Real estate investing carries all kinds of potential benefits along with a slew of inevitable problems. The hard facts that properties do not maintain themselves; that good tenants do not pop up out of the blue; and that codes and ordinances require active compliance demand time and attention on the part of landlords -- or their designees. In reality, real estate represents passive income insofar as owners share some of that revenue with active managers. Yet some property managers, or management companies, will fit better with your holdings than others. So, what sort of criteria should determine who you select?
Does a Property Manager Competently Screen Tenants?
Every landlord seeks occupants who pay their rent on time, every time. Equally important are tenants who are responsible with the space they lease and live up to lease terms honorably. Does the manager run credit and criminal background checks? Does the management company thoroughly verify employment? Are rental history and character references part of the vetting process? A key principle among property managers is that the more exhaustive the investigation on the front end, the fewer problems a lessee will pose in the months -- and hopefully years -- of tenancy to follow.
How Does the Management Determine Acceptable Rent Levels?
Owners of income real estate are, of course, looking for revenue for added home value. Ending a month in the red is contrary to the whole enterprise. Knowing this, it is reasonable, even necessary, to inquire as to how a manager calculates optimal rent for each unit. Bear in mind that the landlord has the final say; nevertheless, a management company should make a credible recommendation based on comprehensive market research. Key to this figure is collection of nearby rent amounts from comparable properties of similar home value. Along with an understanding of what kind of income stream a landlord is anticipating, the manager can set rates that are profitable while still attracting tenants.

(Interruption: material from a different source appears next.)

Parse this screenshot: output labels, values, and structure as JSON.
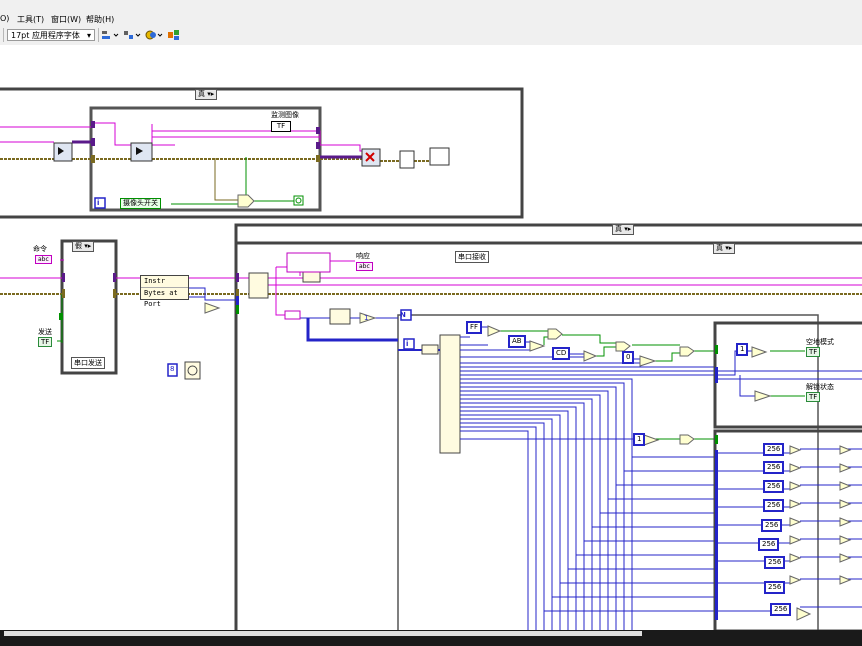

How Many Properties Does the Company Maintain in Its Portfolio?
It is important that a management company carry a sufficient number of locations to demonstrate the confidence other owners have. This, however, should be balanced with a sense of proportion, i.e., sometimes managers agree to too many clients and become short of time and resources. One way to estimate a manager's carrying capacity is to talk to other landlords on the client list to gauge their satisfaction.
Type of Income Property
An owner might have one single-family home or a number of them. There may be two-to-four family residences among the landlord's holdings. Commercial properties present unique challenges as do apartment buildings. It makes sense that a good fit as a property manager should have experience -- successful experience -- with the same types of assets that a landlord possesses. Just as central is with whom the manager networks. What contractors does the manager or company rely on? What law firms? What payroll firms? These vendors should have like experience with specific types of property.
Quality Level of Maintenance and Repairs
Management companies can ask for up to 10 percent of monthly rents in fees. Landlords want to confirm that:
1) The maintenance program keeps emergency repairs and replacements to a minimum.
2) The contractors employed are fully reviewed and retained on the basis of superior performance.
3) Contractor pricing is in line with industry standards in the local area.
4) The manager oversees a competitive bidding process.
5) The manager assumes the role of general contractor while work is ongoing.
Do Not Discount Professional Certification
Many management companies and individual property managers -- often licensed realtors -- carry certification from the National Property Management Association (NPMA) or a regional accrediting agency. Although no laws demand such credentials, NPMA certification, in three degrees, demonstrates technical competence, peer recognition and added value to the manager's work.